◆ **Work required**
Across the data below, count every line where the string "screenshot" appears. Answer with the number alone.

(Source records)
◆ ◆ ◆ ◆ ◆ ◆ ◆

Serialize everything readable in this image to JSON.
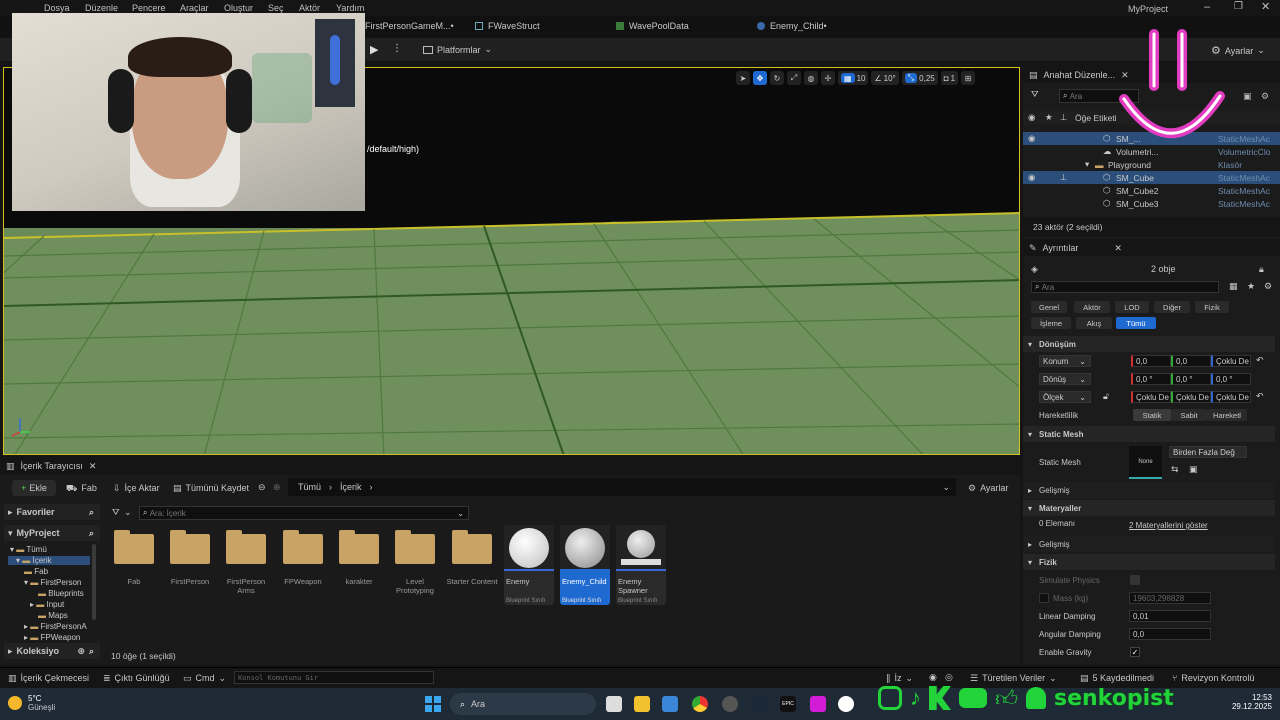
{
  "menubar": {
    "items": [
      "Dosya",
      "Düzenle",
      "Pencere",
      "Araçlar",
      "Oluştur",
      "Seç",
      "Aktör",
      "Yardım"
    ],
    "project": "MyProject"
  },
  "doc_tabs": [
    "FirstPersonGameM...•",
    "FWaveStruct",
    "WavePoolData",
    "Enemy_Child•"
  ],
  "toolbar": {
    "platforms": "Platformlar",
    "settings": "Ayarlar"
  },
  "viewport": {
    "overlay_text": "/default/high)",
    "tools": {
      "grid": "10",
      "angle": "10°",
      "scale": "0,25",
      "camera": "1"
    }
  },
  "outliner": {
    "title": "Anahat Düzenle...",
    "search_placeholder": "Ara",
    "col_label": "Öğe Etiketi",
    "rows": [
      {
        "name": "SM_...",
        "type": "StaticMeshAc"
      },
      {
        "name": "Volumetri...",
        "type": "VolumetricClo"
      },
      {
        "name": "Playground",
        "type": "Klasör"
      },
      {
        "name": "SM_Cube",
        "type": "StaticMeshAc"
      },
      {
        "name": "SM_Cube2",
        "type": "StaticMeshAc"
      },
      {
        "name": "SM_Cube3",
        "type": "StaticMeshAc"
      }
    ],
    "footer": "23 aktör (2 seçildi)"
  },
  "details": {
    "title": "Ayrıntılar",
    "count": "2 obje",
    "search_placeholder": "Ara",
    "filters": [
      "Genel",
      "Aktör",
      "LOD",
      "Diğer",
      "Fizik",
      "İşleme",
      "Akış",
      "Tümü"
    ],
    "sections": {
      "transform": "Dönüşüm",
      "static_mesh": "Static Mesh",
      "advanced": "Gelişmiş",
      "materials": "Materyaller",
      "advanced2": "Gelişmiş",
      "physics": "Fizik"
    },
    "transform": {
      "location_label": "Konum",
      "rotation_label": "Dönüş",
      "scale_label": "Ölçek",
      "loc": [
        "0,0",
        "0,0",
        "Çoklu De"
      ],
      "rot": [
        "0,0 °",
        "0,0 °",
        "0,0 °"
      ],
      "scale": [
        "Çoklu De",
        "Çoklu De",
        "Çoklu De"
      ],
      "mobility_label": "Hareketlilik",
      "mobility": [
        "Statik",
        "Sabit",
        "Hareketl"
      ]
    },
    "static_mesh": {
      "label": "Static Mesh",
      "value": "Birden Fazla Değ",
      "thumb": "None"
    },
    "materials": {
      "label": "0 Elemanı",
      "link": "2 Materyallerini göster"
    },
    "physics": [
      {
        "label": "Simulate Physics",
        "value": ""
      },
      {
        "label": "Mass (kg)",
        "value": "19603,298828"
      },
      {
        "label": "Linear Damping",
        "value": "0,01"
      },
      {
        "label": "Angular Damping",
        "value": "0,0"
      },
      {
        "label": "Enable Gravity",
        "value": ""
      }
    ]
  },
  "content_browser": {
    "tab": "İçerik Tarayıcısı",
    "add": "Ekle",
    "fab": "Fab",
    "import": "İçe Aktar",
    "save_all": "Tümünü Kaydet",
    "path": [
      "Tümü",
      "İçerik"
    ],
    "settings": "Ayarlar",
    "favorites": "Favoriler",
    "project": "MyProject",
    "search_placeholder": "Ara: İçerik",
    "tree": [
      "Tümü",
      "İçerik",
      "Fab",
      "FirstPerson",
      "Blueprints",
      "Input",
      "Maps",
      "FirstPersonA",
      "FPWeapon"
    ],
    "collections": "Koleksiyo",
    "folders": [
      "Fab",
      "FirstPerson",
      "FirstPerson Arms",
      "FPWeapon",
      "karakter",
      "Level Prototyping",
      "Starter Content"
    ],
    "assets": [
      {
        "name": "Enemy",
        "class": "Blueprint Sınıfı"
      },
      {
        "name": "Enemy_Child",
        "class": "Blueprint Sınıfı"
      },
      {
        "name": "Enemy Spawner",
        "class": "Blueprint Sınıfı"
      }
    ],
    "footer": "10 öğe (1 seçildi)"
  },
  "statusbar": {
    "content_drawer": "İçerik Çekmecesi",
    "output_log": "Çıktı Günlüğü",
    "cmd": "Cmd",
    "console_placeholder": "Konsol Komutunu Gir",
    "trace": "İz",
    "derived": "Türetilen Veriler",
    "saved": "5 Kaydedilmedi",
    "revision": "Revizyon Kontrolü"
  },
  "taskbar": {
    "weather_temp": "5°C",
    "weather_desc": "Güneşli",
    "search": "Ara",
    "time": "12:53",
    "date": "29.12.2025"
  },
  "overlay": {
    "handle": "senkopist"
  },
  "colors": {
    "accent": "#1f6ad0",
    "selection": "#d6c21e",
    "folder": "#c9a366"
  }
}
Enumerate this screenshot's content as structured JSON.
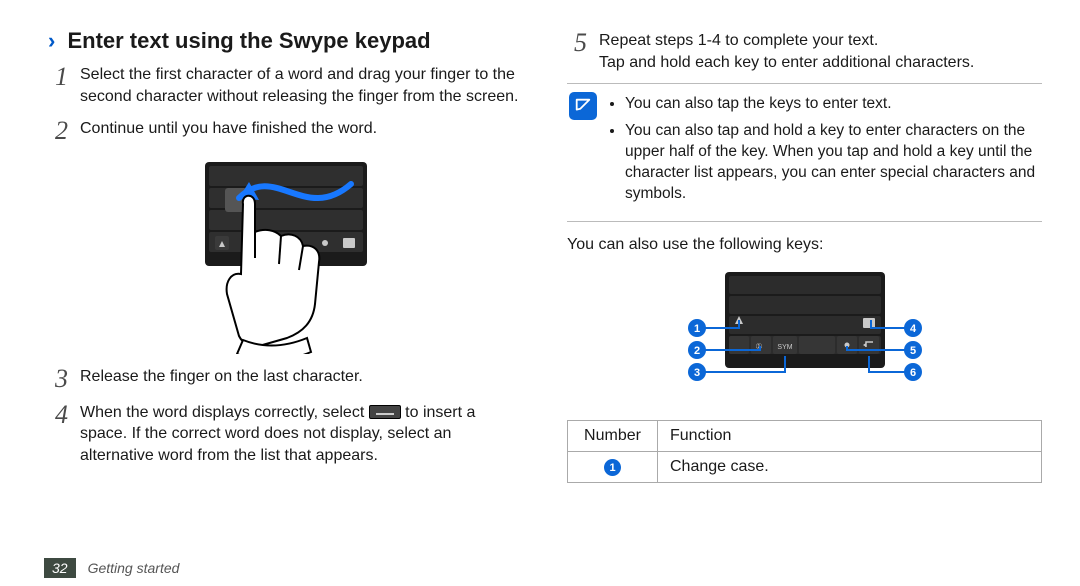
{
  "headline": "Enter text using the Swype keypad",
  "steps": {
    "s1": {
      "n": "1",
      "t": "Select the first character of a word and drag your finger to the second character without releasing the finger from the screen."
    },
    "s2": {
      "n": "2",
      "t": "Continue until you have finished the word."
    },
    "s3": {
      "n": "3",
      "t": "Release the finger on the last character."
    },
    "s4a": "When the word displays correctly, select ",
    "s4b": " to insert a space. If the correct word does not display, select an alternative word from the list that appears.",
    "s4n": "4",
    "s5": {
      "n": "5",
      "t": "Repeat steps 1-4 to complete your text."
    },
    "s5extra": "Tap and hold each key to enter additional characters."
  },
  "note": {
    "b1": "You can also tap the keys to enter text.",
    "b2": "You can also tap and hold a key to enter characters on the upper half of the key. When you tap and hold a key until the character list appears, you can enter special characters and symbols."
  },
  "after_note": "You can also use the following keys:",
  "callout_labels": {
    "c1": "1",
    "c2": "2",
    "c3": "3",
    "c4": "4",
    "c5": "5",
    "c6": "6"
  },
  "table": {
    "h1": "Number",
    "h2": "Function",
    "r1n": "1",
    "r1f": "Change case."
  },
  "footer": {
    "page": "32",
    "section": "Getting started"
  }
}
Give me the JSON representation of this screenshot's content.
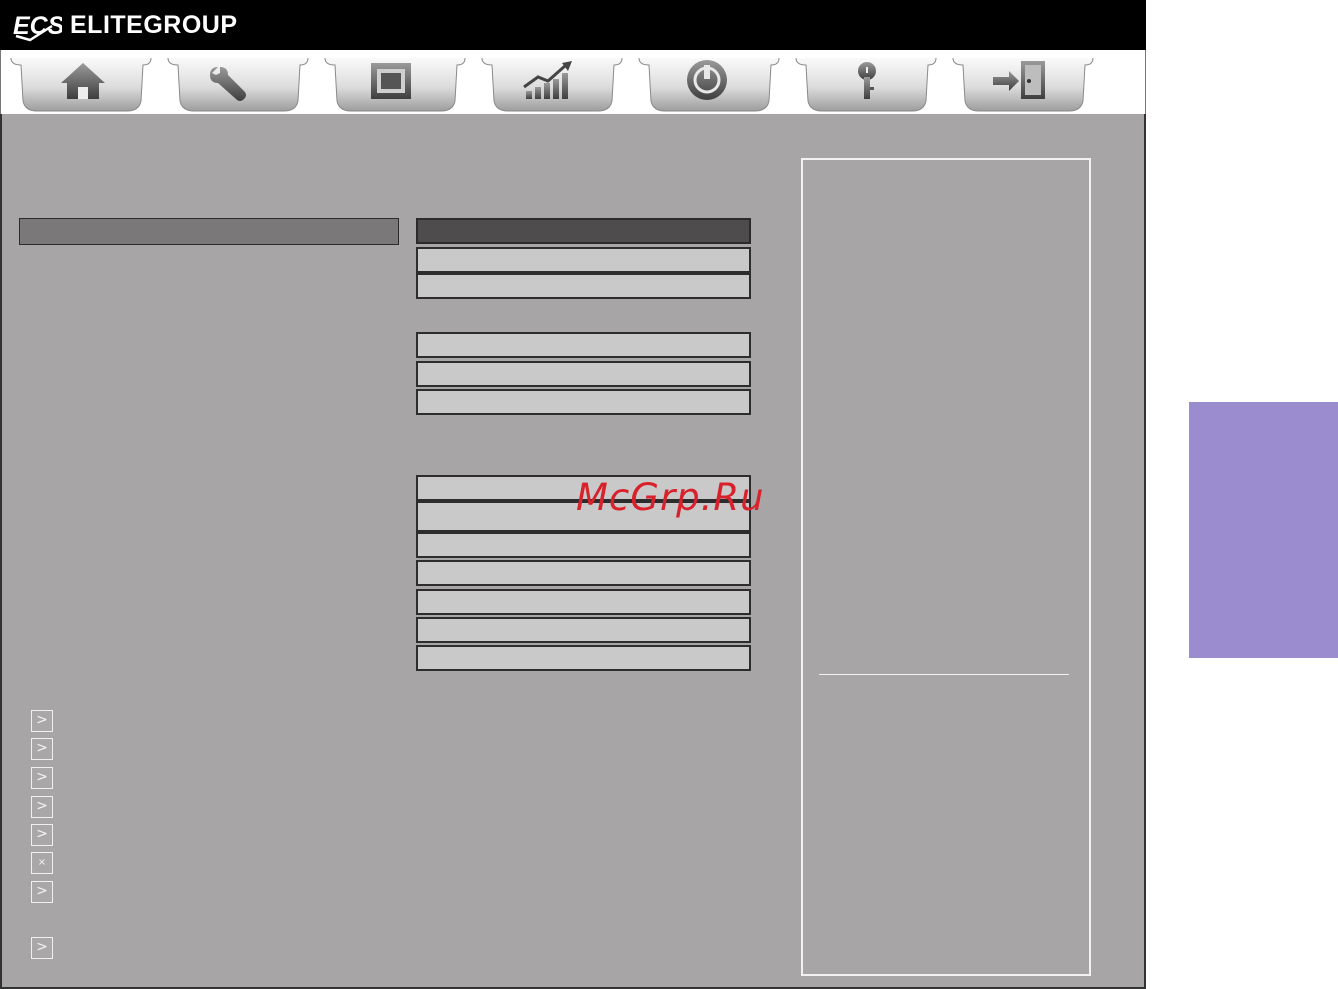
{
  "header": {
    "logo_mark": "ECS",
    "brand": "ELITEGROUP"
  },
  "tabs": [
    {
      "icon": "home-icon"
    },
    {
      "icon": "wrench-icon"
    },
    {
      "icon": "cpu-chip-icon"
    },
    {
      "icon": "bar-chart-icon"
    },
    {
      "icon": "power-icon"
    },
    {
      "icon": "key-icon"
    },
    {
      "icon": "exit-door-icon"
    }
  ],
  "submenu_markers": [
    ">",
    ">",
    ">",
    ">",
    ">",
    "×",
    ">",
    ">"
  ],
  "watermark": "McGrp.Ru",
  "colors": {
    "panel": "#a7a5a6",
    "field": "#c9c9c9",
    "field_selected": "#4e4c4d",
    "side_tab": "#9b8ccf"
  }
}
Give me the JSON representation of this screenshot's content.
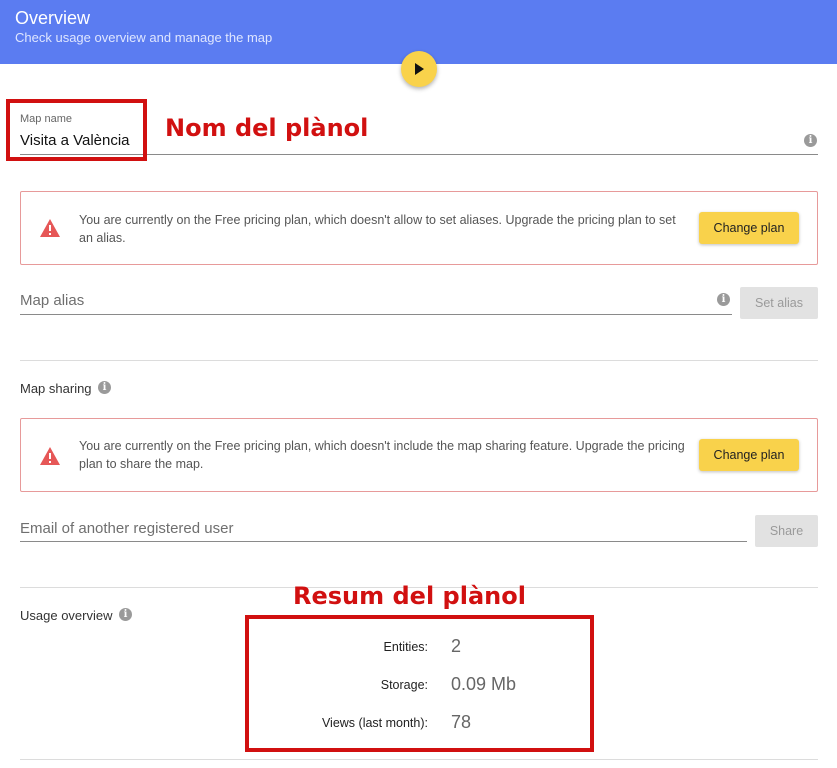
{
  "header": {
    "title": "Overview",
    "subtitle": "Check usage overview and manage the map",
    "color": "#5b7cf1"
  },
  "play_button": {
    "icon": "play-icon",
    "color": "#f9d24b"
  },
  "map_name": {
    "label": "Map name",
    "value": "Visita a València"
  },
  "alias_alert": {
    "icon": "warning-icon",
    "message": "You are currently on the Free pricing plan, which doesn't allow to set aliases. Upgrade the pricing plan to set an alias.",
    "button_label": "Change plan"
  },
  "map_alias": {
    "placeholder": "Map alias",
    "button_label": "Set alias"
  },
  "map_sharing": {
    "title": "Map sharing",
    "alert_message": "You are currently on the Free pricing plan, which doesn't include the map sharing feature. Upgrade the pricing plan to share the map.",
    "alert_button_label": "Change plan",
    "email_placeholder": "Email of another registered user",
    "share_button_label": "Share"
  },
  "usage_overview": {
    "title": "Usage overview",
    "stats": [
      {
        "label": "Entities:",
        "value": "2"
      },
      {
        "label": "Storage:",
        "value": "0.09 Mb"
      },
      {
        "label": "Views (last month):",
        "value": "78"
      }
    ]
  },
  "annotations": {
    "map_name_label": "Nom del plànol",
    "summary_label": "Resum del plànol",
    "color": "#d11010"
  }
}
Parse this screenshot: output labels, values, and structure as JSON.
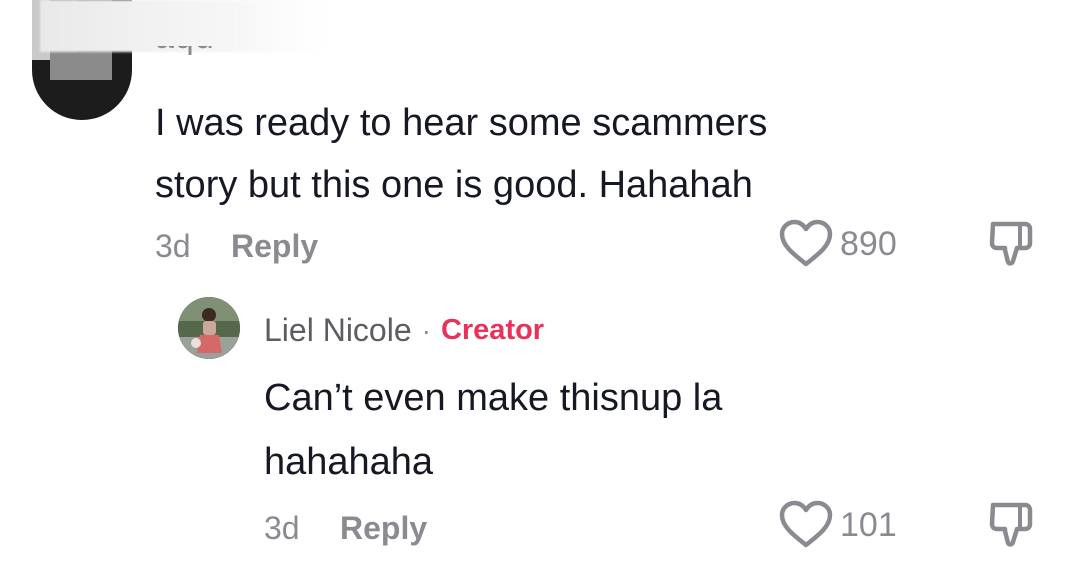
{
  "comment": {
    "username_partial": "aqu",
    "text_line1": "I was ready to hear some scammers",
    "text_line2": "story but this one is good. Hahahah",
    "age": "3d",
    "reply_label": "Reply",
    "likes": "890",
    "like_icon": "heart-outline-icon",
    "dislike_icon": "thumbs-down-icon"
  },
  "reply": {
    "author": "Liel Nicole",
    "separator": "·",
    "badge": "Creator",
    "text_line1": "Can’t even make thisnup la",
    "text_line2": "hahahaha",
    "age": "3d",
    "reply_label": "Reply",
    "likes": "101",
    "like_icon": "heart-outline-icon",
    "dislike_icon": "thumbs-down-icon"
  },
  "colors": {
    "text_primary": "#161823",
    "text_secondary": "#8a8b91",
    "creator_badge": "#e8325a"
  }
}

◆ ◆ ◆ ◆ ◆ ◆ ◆

◆ **Solution**
4